▸ **Problem description**
Show every line of the data where the word "value" can be found.

▸ **Records provided**
_ _ _ _ _ _ _
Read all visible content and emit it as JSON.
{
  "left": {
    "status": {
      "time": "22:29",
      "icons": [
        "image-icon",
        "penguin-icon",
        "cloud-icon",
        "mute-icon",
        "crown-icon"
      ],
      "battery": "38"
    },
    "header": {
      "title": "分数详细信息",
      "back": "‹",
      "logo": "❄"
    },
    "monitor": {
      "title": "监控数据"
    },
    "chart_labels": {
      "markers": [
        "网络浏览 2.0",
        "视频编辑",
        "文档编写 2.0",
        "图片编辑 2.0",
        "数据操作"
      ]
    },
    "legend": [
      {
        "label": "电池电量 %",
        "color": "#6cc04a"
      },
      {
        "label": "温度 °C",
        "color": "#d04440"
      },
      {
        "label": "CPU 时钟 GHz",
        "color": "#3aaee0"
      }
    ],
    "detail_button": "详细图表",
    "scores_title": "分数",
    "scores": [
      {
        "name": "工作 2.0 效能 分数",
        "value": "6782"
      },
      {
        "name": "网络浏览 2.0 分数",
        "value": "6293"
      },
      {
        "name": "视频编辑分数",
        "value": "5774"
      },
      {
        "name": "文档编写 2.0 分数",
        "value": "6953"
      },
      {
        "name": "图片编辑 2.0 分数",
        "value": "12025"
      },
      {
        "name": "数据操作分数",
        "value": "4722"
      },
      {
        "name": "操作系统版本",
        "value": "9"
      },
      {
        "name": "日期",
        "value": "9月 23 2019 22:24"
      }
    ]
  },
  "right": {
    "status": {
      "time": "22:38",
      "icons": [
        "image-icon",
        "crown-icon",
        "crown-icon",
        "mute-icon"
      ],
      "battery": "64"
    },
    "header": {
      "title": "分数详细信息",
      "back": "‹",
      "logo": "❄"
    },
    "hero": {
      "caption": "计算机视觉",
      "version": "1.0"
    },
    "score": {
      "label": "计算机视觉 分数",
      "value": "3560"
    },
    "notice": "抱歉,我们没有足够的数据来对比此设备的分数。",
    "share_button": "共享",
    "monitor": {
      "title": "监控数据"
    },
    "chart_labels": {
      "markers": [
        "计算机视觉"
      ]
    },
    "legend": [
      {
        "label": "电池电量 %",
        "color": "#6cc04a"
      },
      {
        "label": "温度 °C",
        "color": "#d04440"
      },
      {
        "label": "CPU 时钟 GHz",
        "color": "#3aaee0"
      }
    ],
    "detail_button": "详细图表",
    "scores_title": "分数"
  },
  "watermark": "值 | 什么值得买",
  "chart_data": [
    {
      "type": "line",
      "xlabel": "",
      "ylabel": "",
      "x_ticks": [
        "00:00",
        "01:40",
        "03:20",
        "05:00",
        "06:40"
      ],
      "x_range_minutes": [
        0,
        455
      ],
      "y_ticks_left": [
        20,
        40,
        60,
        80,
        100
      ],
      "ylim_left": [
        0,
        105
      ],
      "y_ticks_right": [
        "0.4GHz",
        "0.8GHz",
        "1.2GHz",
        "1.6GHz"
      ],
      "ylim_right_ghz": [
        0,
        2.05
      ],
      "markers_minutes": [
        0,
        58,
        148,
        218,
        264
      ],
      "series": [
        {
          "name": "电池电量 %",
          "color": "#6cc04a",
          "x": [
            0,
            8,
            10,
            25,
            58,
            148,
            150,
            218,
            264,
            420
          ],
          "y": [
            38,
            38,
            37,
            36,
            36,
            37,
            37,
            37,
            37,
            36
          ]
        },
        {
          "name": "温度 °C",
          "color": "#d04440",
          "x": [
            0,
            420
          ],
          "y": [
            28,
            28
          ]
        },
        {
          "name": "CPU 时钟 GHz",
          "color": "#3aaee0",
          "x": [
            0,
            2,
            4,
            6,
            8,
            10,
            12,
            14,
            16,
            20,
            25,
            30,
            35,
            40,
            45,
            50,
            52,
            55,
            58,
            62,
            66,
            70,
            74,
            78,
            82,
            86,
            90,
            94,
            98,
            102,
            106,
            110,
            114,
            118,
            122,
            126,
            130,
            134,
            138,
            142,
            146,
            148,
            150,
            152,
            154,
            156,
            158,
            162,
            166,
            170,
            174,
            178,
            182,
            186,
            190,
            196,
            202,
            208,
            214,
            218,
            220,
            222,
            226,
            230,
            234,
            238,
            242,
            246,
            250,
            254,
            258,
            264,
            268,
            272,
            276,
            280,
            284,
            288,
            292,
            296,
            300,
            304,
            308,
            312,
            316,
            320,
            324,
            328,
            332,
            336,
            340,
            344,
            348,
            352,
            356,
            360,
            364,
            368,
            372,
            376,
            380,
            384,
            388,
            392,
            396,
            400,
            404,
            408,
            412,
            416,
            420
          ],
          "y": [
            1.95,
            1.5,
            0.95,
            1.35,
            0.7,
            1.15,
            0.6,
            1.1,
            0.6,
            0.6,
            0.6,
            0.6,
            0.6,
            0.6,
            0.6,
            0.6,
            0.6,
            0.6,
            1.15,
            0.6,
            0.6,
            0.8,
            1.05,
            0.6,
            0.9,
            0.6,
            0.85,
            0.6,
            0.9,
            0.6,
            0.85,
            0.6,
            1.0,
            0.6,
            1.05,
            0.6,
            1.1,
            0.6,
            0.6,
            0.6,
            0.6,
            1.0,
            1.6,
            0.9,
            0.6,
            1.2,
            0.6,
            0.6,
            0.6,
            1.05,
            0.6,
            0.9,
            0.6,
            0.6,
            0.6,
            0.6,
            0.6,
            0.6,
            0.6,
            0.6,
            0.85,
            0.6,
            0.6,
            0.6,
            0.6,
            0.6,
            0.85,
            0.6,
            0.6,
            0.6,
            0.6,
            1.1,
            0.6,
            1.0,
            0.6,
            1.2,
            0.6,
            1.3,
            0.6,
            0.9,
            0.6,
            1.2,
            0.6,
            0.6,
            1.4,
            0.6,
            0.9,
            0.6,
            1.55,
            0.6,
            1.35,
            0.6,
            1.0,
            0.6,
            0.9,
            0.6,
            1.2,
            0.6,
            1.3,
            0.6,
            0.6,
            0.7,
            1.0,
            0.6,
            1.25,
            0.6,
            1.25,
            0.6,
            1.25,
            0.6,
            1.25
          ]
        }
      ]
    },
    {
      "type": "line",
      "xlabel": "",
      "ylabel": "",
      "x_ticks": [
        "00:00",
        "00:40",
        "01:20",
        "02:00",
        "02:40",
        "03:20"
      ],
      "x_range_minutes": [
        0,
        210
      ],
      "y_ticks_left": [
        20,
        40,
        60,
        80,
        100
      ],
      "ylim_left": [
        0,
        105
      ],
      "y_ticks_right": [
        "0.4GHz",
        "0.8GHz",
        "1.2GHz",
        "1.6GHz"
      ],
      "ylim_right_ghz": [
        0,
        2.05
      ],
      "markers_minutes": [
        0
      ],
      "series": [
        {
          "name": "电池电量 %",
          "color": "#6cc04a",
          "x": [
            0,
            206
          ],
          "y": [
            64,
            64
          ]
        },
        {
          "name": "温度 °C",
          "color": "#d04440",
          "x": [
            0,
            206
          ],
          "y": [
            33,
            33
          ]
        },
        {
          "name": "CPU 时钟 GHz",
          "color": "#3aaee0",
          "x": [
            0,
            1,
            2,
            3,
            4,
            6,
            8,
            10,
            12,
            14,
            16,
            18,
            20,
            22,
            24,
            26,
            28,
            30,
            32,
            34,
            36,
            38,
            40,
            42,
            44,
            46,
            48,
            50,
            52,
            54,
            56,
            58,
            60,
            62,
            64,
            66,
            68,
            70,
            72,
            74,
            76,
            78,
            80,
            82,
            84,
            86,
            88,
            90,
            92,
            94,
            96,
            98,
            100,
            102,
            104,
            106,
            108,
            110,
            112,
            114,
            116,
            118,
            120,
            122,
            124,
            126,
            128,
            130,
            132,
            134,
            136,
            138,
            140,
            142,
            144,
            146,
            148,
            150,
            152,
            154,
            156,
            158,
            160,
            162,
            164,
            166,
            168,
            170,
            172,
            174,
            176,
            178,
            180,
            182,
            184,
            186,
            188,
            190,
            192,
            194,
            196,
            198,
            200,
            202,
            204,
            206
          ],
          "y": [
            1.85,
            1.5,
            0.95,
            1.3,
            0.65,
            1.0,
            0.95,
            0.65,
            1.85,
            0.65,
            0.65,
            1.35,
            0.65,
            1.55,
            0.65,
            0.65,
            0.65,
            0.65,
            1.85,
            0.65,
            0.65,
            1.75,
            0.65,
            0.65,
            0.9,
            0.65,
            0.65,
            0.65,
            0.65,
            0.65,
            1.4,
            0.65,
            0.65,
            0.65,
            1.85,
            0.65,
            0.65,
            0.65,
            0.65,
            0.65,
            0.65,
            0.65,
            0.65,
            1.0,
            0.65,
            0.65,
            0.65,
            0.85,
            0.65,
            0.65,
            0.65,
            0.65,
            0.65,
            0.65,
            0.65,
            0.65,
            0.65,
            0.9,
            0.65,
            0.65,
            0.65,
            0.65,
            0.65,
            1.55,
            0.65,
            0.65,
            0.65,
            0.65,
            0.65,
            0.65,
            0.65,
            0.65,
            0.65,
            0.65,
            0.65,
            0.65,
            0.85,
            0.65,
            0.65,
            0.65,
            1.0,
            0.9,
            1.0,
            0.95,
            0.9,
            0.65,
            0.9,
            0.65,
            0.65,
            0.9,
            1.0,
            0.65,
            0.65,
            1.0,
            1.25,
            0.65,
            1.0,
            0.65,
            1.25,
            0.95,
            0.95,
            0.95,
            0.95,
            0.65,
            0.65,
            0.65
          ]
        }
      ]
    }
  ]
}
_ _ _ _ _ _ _
▸ **Result of this exercise**
        "value": "6782"
        "value": "6293"
        "value": "5774"
        "value": "6953"
        "value": "12025"
        "value": "4722"
        "value": "9"
        "value": "9月 23 2019 22:24"
      "value": "3560"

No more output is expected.